Can federal regulations be changed?     

The car seat industry and Ecology Center have petitioned the National Highway Transportation and Safety Administration (NHTSA) to require children’s car seats to comply with an alternative fire safety standard that is more appropriate for a children's product.  Our research has shown it is possible to make child car seats that pass FMVSS 302 without adding chemical flame retardants; however, modifying this standard would make an industry-wide change to such seats easier.  

How do flame retardants affect human health and our environment?

Many flame retardants are bioaccumulative, persistent and endocrine disruptors. Bioaccumulation means a chemical accumulates in the organism at a rate that is faster than it can be lost by catabolism and excretions. Persistent chemicals do not break down in the environment to smaller and more benign chemical structures.  They are able to persist for long periods of time and may be transported via the air, water, and organisms. Endocrine disruptors interfere with normal hormone action. They may increase or decrease hormone production or mimic a natural hormone. For example, certain phthalate plasticizers mimic estrogen and show evidence of contributing to certain genital abnormalities like hypospadias in baby boys. For example, they can mimic or block hormones and can increase or decrease hormone production. For more information about endocrine disruption, check out The Endocrine Disruption Exchange.

Are flame retardants in car seats necessary?

No.  As our research has shown, a range of materials can be chosen for children’s car seats and vehicles that meet FMVSS 302 without chemical flame retardants.

The existing flame retardant standard was designed to address vehicle fires caused by cigarettes and matches. Today, all fifty states have laws mandating fire-safe cigarettes, and cigarette fire mortality has decreased.

Data on vehicle fires indicates that most fires begin in the engine of the vehicle, not in the interior. A report on highway vehicle fires from 2008-2010 by the Department of Homeland Security found that of 1,250 injuries from 194,000 vehicle fires, 9% were related to cigarette use. Most fires, 61%, are from the engine, running gear, or wheel area of the vehicle. Smoke inhalation can be a major cause of fatalities.

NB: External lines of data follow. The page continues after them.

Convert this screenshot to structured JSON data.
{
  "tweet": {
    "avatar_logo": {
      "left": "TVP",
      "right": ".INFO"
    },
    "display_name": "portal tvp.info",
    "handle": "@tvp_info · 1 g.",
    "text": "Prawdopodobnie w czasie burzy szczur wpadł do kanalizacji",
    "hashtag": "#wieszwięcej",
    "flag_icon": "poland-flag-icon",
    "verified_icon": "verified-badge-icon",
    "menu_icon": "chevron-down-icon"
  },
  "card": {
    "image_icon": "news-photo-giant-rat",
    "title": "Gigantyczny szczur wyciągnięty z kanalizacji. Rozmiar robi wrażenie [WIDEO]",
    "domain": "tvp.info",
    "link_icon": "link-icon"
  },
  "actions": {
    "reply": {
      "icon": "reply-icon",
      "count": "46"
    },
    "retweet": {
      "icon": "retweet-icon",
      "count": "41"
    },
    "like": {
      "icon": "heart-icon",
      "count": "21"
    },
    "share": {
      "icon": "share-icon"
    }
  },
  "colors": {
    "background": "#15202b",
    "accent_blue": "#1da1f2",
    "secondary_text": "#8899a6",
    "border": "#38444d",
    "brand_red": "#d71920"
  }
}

Flame retardants may also contribute to injury when they burn. The reason is twofold. Combustion can cause chemical transformation to highly toxic organic chemicals. Also, one study found that when polyurethane foam containing the brominated flame retardant pentaBDE burned, it produced twice as much smoke, seven times as much carbon monoxide, and 70 times as much soot as foam without flame retardants. It also found that a typical foam containing pentaBDE provided only a three-second delay in ignition compared to the untreated foam.

Are waterproofing/stainproofing PFAS-based treatments required?

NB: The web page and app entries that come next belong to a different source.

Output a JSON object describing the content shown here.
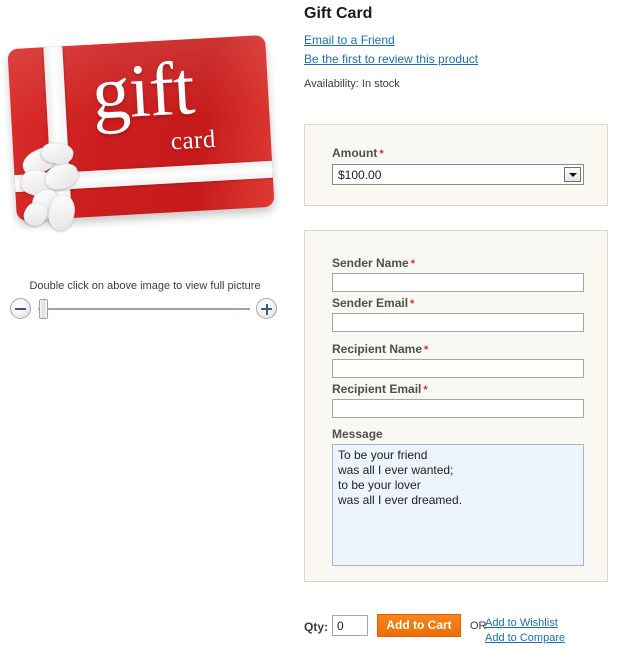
{
  "product": {
    "title": "Gift Card",
    "email_link": "Email to a Friend",
    "review_link": "Be the first to review this product",
    "availability_label": "Availability:",
    "availability_value": "In stock"
  },
  "media": {
    "card_title": "gift",
    "card_subtitle": "card",
    "card_color": "#cc1d1d",
    "zoom_hint": "Double click on above image to view full picture",
    "zoom_out_icon": "minus-circle-icon",
    "zoom_in_icon": "plus-circle-icon",
    "slider_value": "0"
  },
  "amount": {
    "label": "Amount",
    "required_marker": "*",
    "selected": "$100.00",
    "options": [
      "$100.00"
    ],
    "dropdown_icon": "chevron-down-icon"
  },
  "form": {
    "fields": [
      {
        "label": "Sender Name",
        "required_marker": "*",
        "value": "",
        "placeholder": ""
      },
      {
        "label": "Sender Email",
        "required_marker": "*",
        "value": "",
        "placeholder": ""
      },
      {
        "label": "Recipient Name",
        "required_marker": "*",
        "value": "",
        "placeholder": ""
      },
      {
        "label": "Recipient Email",
        "required_marker": "*",
        "value": "",
        "placeholder": ""
      }
    ],
    "message": {
      "label": "Message",
      "value": "To be your friend\nwas all I ever wanted;\nto be your lover\nwas all I ever dreamed.",
      "placeholder": ""
    }
  },
  "cart": {
    "qty_label": "Qty:",
    "qty_value": "0",
    "add_to_cart": "Add to Cart",
    "or": "OR",
    "wishlist": "Add to Wishlist",
    "compare": "Add to Compare",
    "button_color": "#f2720c"
  }
}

No. These fabric treatments are a design choice. Stain- and water-resistant treatments are now available without PFAS. Also, washable upholstery covers are available in some products and this should be adopted as an industry-wide standard.

What’s the problem with PFAS-based treatments?

PFAS have been shown to migrate from fabrics such as baby bibs into simulated sweat and saliva during simulated abrasion and mouthing.  And they are contributing to a water-contamination disaster around the globe. During manufacturing and disposal, PFAS treatments pollute groundwater and surface water (rivers, etc.) with “forever chemicals” that are showing up in drinking water and in nearly all humans tested.

PFAS chemicals that contaminate water and soil travel long distances without breaking down. The chemicals build up in our blood, liver, and kidneys and may contribute to diseases of those organs as well as cardiovascular disease and osteoporosis. Studies also suggest a host of negative impacts on fetal and child development.

We urge car seat companies to stop using PFAS treatments and instead make car seat covers easy to remove and wash, or at least use a fabric treatment that contains no PFAS.